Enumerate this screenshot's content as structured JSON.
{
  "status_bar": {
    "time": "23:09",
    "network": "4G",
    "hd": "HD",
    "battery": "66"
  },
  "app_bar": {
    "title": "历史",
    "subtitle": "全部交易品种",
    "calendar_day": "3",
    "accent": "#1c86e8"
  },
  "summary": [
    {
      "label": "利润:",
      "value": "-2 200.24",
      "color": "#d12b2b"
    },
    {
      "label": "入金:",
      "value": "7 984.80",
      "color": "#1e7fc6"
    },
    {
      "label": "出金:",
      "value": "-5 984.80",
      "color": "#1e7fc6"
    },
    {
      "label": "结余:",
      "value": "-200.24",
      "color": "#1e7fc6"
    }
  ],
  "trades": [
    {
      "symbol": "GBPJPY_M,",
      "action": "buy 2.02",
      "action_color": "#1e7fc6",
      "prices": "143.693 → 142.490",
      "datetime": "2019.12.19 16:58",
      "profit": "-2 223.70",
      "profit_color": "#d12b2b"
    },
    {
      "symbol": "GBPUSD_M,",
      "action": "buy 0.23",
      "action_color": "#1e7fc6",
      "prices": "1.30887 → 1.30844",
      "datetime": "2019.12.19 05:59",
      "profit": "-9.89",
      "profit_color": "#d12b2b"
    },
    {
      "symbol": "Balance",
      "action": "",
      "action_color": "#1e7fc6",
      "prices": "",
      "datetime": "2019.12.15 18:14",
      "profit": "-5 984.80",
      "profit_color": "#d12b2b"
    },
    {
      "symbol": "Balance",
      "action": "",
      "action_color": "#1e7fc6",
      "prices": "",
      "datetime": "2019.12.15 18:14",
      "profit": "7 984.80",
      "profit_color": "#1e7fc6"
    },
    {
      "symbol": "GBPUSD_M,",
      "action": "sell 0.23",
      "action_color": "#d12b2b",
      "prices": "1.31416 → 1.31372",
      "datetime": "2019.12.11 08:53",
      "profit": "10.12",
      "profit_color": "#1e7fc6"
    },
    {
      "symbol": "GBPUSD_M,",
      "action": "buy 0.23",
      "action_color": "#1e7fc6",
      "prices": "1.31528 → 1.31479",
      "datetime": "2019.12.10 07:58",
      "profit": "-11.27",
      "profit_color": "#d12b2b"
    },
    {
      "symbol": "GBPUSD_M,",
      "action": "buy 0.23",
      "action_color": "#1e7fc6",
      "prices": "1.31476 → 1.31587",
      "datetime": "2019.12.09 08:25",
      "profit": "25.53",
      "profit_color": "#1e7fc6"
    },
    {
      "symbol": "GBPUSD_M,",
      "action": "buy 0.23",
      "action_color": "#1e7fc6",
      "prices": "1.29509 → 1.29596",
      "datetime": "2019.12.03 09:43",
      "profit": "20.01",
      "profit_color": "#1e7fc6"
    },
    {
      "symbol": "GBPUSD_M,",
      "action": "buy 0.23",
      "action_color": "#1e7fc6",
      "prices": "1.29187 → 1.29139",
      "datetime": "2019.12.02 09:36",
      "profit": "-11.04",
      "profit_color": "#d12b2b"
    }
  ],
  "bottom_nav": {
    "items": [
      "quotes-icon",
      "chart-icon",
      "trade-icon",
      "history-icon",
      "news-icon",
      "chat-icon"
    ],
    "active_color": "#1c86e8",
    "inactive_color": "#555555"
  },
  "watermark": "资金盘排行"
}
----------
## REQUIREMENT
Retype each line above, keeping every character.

## TASK SOLUTION
Enumerate this screenshot's content as structured JSON.
{
  "status_bar": {
    "time": "23:09",
    "network": "4G",
    "hd": "HD",
    "battery": "66"
  },
  "app_bar": {
    "title": "历史",
    "subtitle": "全部交易品种",
    "calendar_day": "3",
    "accent": "#1c86e8"
  },
  "summary": [
    {
      "label": "利润:",
      "value": "-2 200.24",
      "color": "#d12b2b"
    },
    {
      "label": "入金:",
      "value": "7 984.80",
      "color": "#1e7fc6"
    },
    {
      "label": "出金:",
      "value": "-5 984.80",
      "color": "#1e7fc6"
    },
    {
      "label": "结余:",
      "value": "-200.24",
      "color": "#1e7fc6"
    }
  ],
  "trades": [
    {
      "symbol": "GBPJPY_M,",
      "action": "buy 2.02",
      "action_color": "#1e7fc6",
      "prices": "143.693 → 142.490",
      "datetime": "2019.12.19 16:58",
      "profit": "-2 223.70",
      "profit_color": "#d12b2b"
    },
    {
      "symbol": "GBPUSD_M,",
      "action": "buy 0.23",
      "action_color": "#1e7fc6",
      "prices": "1.30887 → 1.30844",
      "datetime": "2019.12.19 05:59",
      "profit": "-9.89",
      "profit_color": "#d12b2b"
    },
    {
      "symbol": "Balance",
      "action": "",
      "action_color": "#1e7fc6",
      "prices": "",
      "datetime": "2019.12.15 18:14",
      "profit": "-5 984.80",
      "profit_color": "#d12b2b"
    },
    {
      "symbol": "Balance",
      "action": "",
      "action_color": "#1e7fc6",
      "prices": "",
      "datetime": "2019.12.15 18:14",
      "profit": "7 984.80",
      "profit_color": "#1e7fc6"
    },
    {
      "symbol": "GBPUSD_M,",
      "action": "sell 0.23",
      "action_color": "#d12b2b",
      "prices": "1.31416 → 1.31372",
      "datetime": "2019.12.11 08:53",
      "profit": "10.12",
      "profit_color": "#1e7fc6"
    },
    {
      "symbol": "GBPUSD_M,",
      "action": "buy 0.23",
      "action_color": "#1e7fc6",
      "prices": "1.31528 → 1.31479",
      "datetime": "2019.12.10 07:58",
      "profit": "-11.27",
      "profit_color": "#d12b2b"
    },
    {
      "symbol": "GBPUSD_M,",
      "action": "buy 0.23",
      "action_color": "#1e7fc6",
      "prices": "1.31476 → 1.31587",
      "datetime": "2019.12.09 08:25",
      "profit": "25.53",
      "profit_color": "#1e7fc6"
    },
    {
      "symbol": "GBPUSD_M,",
      "action": "buy 0.23",
      "action_color": "#1e7fc6",
      "prices": "1.29509 → 1.29596",
      "datetime": "2019.12.03 09:43",
      "profit": "20.01",
      "profit_color": "#1e7fc6"
    },
    {
      "symbol": "GBPUSD_M,",
      "action": "buy 0.23",
      "action_color": "#1e7fc6",
      "prices": "1.29187 → 1.29139",
      "datetime": "2019.12.02 09:36",
      "profit": "-11.04",
      "profit_color": "#d12b2b"
    }
  ],
  "bottom_nav": {
    "items": [
      "quotes-icon",
      "chart-icon",
      "trade-icon",
      "history-icon",
      "news-icon",
      "chat-icon"
    ],
    "active_color": "#1c86e8",
    "inactive_color": "#555555"
  },
  "watermark": "资金盘排行"
}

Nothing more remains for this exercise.